● Problem: In the listing below, find every line with the string "浙江金讯未来科技有限公司" and pull it out.

● Input data:

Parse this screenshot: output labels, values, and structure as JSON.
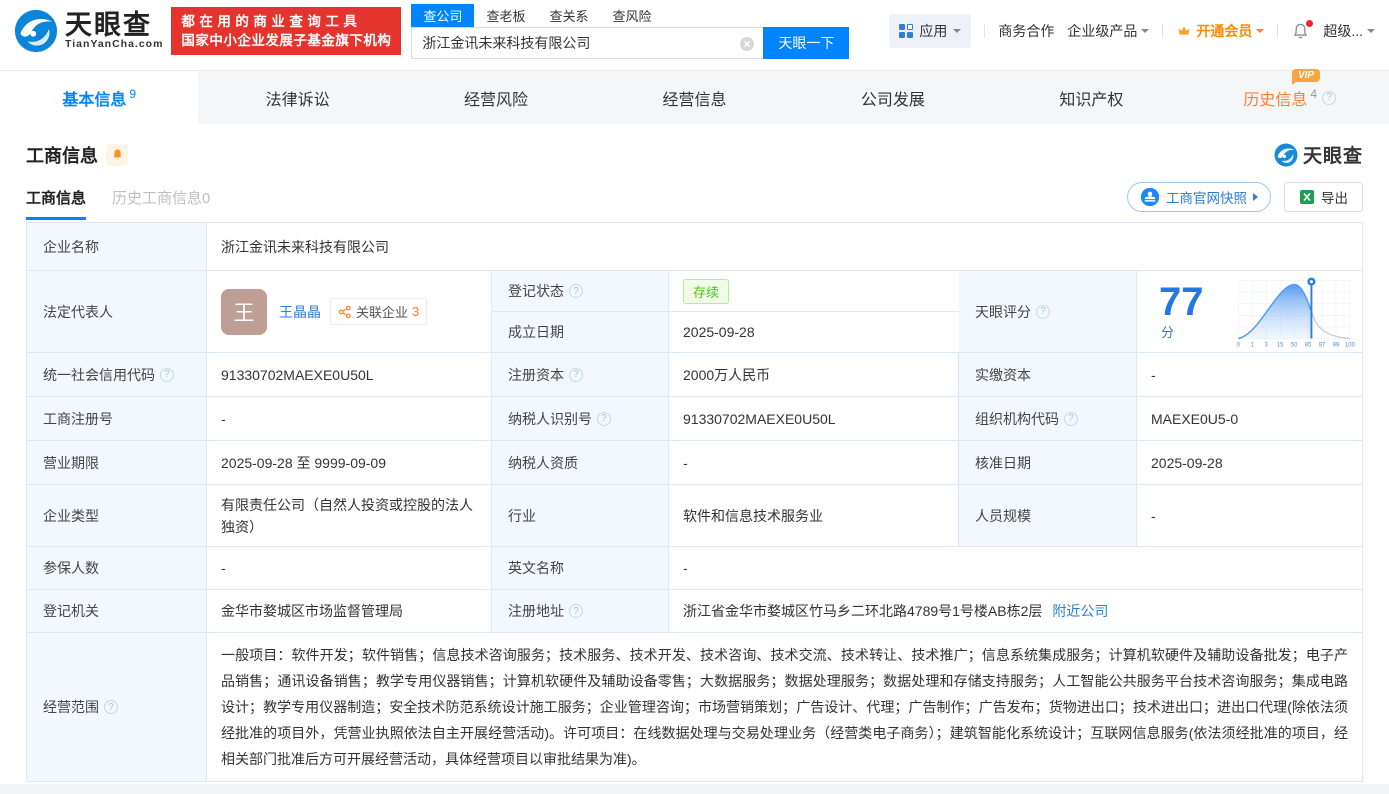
{
  "colors": {
    "brand_blue": "#0084ff",
    "link_blue": "#2b7fd4",
    "banner_red": "#e5342e",
    "vip_orange": "#f9a43c",
    "history_orange": "#ff7e33",
    "status_green": "#52c41a",
    "score_blue": "#2178e5"
  },
  "icons": {
    "help_glyph": "?"
  },
  "header": {
    "logo": {
      "brand": "天眼查",
      "domain": "TianYanCha.com"
    },
    "banner": {
      "line1": "都在用的商业查询工具",
      "line2": "国家中小企业发展子基金旗下机构"
    },
    "search": {
      "tabs": [
        {
          "label": "查公司",
          "active": true
        },
        {
          "label": "查老板",
          "active": false
        },
        {
          "label": "查关系",
          "active": false
        },
        {
          "label": "查风险",
          "active": false
        }
      ],
      "value": "浙江金讯未来科技有限公司",
      "button": "天眼一下"
    },
    "menu": {
      "apps": "应用",
      "business": "商务合作",
      "enterprise": "企业级产品",
      "vip": "开通会员",
      "super": "超级..."
    }
  },
  "nav": {
    "tabs": [
      {
        "label": "基本信息",
        "count": "9"
      },
      {
        "label": "法律诉讼",
        "count": ""
      },
      {
        "label": "经营风险",
        "count": ""
      },
      {
        "label": "经营信息",
        "count": ""
      },
      {
        "label": "公司发展",
        "count": ""
      },
      {
        "label": "知识产权",
        "count": ""
      },
      {
        "label": "历史信息",
        "count": "4",
        "vip_badge": "VIP"
      }
    ]
  },
  "section": {
    "title": "工商信息",
    "watermark_brand": "天眼查",
    "sub_tabs": [
      {
        "label": "工商信息",
        "active": true
      },
      {
        "label": "历史工商信息0",
        "active": false
      }
    ],
    "snapshot_button": "工商官网快照",
    "export_button": "导出"
  },
  "table": {
    "company_name": {
      "label": "企业名称",
      "value": "浙江金讯未来科技有限公司"
    },
    "legal_rep": {
      "label": "法定代表人",
      "avatar_char": "王",
      "name": "王晶晶",
      "related_label": "关联企业",
      "related_count": "3"
    },
    "reg_status": {
      "label": "登记状态",
      "value": "存续"
    },
    "establish_date": {
      "label": "成立日期",
      "value": "2025-09-28"
    },
    "score": {
      "label": "天眼评分",
      "value": "77",
      "unit": "分",
      "ticks": [
        "0",
        "1",
        "3",
        "15",
        "50",
        "85",
        "97",
        "99",
        "100"
      ]
    },
    "rows": [
      {
        "c1": {
          "label": "统一社会信用代码",
          "value": "91330702MAEXE0U50L"
        },
        "c2": {
          "label": "注册资本",
          "value": "2000万人民币"
        },
        "c3": {
          "label": "实缴资本",
          "value": "-"
        }
      },
      {
        "c1": {
          "label": "工商注册号",
          "value": "-"
        },
        "c2": {
          "label": "纳税人识别号",
          "value": "91330702MAEXE0U50L"
        },
        "c3": {
          "label": "组织机构代码",
          "value": "MAEXE0U5-0"
        }
      },
      {
        "c1": {
          "label": "营业期限",
          "value": "2025-09-28 至 9999-09-09"
        },
        "c2": {
          "label": "纳税人资质",
          "value": "-"
        },
        "c3": {
          "label": "核准日期",
          "value": "2025-09-28"
        }
      },
      {
        "c1": {
          "label": "企业类型",
          "value": "有限责任公司（自然人投资或控股的法人独资）"
        },
        "c2": {
          "label": "行业",
          "value": "软件和信息技术服务业"
        },
        "c3": {
          "label": "人员规模",
          "value": "-"
        }
      }
    ],
    "insured": {
      "label": "参保人数",
      "value": "-"
    },
    "english_name": {
      "label": "英文名称",
      "value": "-"
    },
    "registry": {
      "label": "登记机关",
      "value": "金华市婺城区市场监督管理局"
    },
    "address": {
      "label": "注册地址",
      "value": "浙江省金华市婺城区竹马乡二环北路4789号1号楼AB栋2层",
      "nearby_link": "附近公司"
    },
    "scope": {
      "label": "经营范围",
      "value": "一般项目：软件开发；软件销售；信息技术咨询服务；技术服务、技术开发、技术咨询、技术交流、技术转让、技术推广；信息系统集成服务；计算机软硬件及辅助设备批发；电子产品销售；通讯设备销售；教学专用仪器销售；计算机软硬件及辅助设备零售；大数据服务；数据处理服务；数据处理和存储支持服务；人工智能公共服务平台技术咨询服务；集成电路设计；教学专用仪器制造；安全技术防范系统设计施工服务；企业管理咨询；市场营销策划；广告设计、代理；广告制作；广告发布；货物进出口；技术进出口；进出口代理(除依法须经批准的项目外，凭营业执照依法自主开展经营活动)。许可项目：在线数据处理与交易处理业务（经营类电子商务）；建筑智能化系统设计；互联网信息服务(依法须经批准的项目，经相关部门批准后方可开展经营活动，具体经营项目以审批结果为准)。"
    }
  }
}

● Result:
      "value": "浙江金讯未来科技有限公司",
      "value": "浙江金讯未来科技有限公司"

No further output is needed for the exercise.